This means that its three major patrons are now hostile—and that only leaves Qatar as a potential funder. Hamas, moreover, is surrounded by hostile states—namely Egypt and Israel—and facing a desperate future given its overall poverty. This relieves pressure on Israel from the southern direction.
Israel's other non-state enemy, Hezbollah, is also in deep trouble. Having spent over twenty-five years championing the anti-Israeli cause in Lebanon, it has been unmasked as a radical Shiite organization, one founded by the Iranian Revolutionary Guard and directed in good part by its minders in Tehran. Today thousands of its fighters are in Syria supporting the Shiites and angering Lebanon’s non-Shiite majority. It is losing dozens and even hundreds of fighters by spearheading the war for Assad, endangering its own military capacity.
Finally, the Palestinians, who have long seen themselves and are seen by many Arabs as the defining cause for Arabs, are once more being punished by other Arabs, in this case Syria, which has chased tens of thousands of them into Lebanon. There they live in wretched refugee camps and can't buy property. As in the 1970s in Jordan, 1980s in Iraq and Lebanon and 1990s in Saudi Arabia and Kuwait, it is other Arabs who have expelled them from their homes.
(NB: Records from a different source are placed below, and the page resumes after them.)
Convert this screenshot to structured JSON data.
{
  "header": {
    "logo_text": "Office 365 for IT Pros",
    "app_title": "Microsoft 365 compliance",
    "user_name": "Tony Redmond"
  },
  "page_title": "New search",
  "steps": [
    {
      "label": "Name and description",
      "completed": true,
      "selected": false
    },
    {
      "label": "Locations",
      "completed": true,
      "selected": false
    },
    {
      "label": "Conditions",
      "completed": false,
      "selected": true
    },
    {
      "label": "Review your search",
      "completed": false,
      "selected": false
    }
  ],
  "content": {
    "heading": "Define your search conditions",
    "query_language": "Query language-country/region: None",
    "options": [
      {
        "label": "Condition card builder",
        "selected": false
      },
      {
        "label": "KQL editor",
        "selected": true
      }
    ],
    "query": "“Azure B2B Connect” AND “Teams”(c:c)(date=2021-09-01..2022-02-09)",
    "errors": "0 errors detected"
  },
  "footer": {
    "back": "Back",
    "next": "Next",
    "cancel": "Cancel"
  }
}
And yet, despite all this potentially good news for Israel, it might well turn south very quickly. Hezbollah could turn the tide for Assad. Rebel groups sympathetic to Al Qaeda might capture some of Syria’s nearly three dozen chemical-weapons sites. This might present a significant danger to Israel, especially because the Department of Defense has stated that these depots are so large that it would take seventy-five thousand American soldiers to neutralize them.
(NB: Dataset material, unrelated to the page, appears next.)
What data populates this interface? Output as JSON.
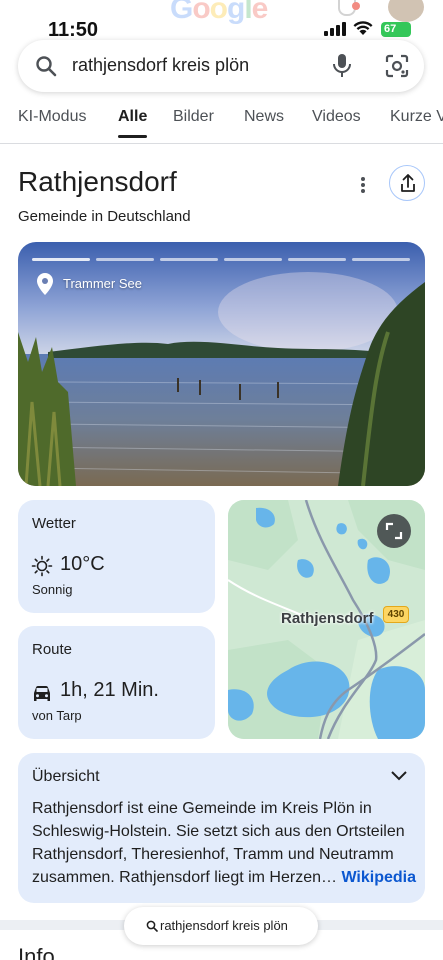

But, most importantly, it does little to prevent Iran from gaining nuclear weapons and threatening the very existence of Israel. Further, Hamas has upgraded M-75 rockets that can reach Tel Aviv and Jerusalem, and Hezbollah has reinforced bases for missiles that could hit all of Israel, presenting an increased threat to the home front. To the extent that the multiple crises in the Arab Middle East absorbed the attention of the Obama administration and Western powers, it might allow Iran to lose importance in their eyes and to make a successful dash toward nuclear weapons and the systems to deliver them. This alone, given the small size of Israel, would mean that the crises in the Arab Middle East, far from possibly helping Israel, could ultimately prove a disaster for it. American resolve could help avert such an outcome.
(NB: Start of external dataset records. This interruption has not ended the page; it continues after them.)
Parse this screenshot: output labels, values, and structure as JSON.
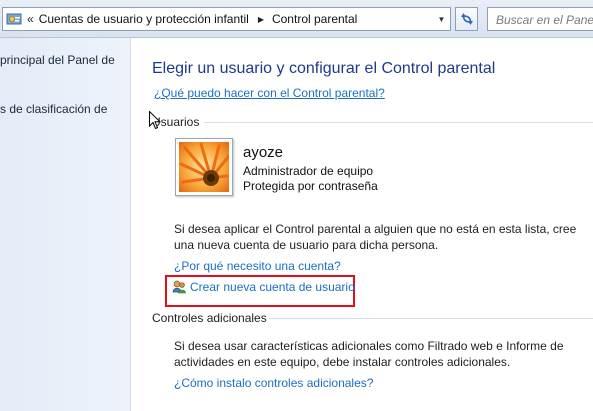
{
  "address_bar": {
    "crumb_chevrons": "«",
    "crumbs": [
      "Cuentas de usuario y protección infantil",
      "Control parental"
    ],
    "separator": "▶",
    "dropdown": "▼"
  },
  "search": {
    "placeholder": "Buscar en el Panel"
  },
  "left_nav": {
    "items": [
      {
        "label": " principal del Panel de"
      },
      {
        "label": "s de clasificación de"
      }
    ]
  },
  "main": {
    "title": "Elegir un usuario y configurar el Control parental",
    "help_link": "¿Qué puedo hacer con el Control parental?",
    "users_section": "Usuarios",
    "user": {
      "name": "ayoze",
      "role": "Administrador de equipo",
      "protection": "Protegida por contraseña"
    },
    "create_info": [
      "Si desea aplicar el Control parental a alguien que no está en esta lista, cree",
      "una nueva cuenta de usuario para dicha persona."
    ],
    "why_link": "¿Por qué necesito una cuenta?",
    "create_link": "Crear nueva cuenta de usuario",
    "controls_section": "Controles adicionales",
    "controls_info": [
      "Si desea usar características adicionales como Filtrado web e Informe de",
      "actividades en este equipo, debe instalar controles adicionales."
    ],
    "install_link": "¿Cómo instalo controles adicionales?"
  },
  "colors": {
    "title": "#1e3a8c",
    "link": "#1a6fc4",
    "highlight_box": "#e0101a"
  }
}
Jonathan Adelman is a professor at the Josef Korbel School of International Studies at the University of Denver. Asaf Romirowsky is the acting executive director for Scholars for Peace in the Middle East (SPME).
Image: Flickr/Samuel Johnson. CC BY 2.0.